RECORDS SUPPLIED:
- Opening Delimiter -

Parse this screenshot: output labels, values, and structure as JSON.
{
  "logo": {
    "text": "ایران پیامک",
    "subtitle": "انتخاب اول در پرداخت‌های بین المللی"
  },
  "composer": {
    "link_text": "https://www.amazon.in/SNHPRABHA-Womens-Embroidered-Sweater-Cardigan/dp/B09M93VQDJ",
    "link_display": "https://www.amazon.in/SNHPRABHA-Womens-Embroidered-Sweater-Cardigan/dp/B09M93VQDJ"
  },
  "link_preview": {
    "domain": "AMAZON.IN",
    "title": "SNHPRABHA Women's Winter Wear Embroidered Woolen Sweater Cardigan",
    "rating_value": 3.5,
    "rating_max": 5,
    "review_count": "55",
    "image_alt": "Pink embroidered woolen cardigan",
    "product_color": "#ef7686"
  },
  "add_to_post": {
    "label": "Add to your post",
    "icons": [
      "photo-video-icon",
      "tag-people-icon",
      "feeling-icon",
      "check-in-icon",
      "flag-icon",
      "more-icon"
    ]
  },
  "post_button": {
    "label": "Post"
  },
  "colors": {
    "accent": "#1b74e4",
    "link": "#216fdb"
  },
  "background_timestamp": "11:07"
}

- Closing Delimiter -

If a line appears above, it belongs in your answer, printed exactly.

Parse this screenshot: output labels, values, and structure as JSON.
{
  "logo": {
    "text": "ایران پیامک",
    "subtitle": "انتخاب اول در پرداخت‌های بین المللی"
  },
  "composer": {
    "link_text": "https://www.amazon.in/SNHPRABHA-Womens-Embroidered-Sweater-Cardigan/dp/B09M93VQDJ",
    "link_display": "https://www.amazon.in/SNHPRABHA-Womens-Embroidered-Sweater-Cardigan/dp/B09M93VQDJ"
  },
  "link_preview": {
    "domain": "AMAZON.IN",
    "title": "SNHPRABHA Women's Winter Wear Embroidered Woolen Sweater Cardigan",
    "rating_value": 3.5,
    "rating_max": 5,
    "review_count": "55",
    "image_alt": "Pink embroidered woolen cardigan",
    "product_color": "#ef7686"
  },
  "add_to_post": {
    "label": "Add to your post",
    "icons": [
      "photo-video-icon",
      "tag-people-icon",
      "feeling-icon",
      "check-in-icon",
      "flag-icon",
      "more-icon"
    ]
  },
  "post_button": {
    "label": "Post"
  },
  "colors": {
    "accent": "#1b74e4",
    "link": "#216fdb"
  },
  "background_timestamp": "11:07"
}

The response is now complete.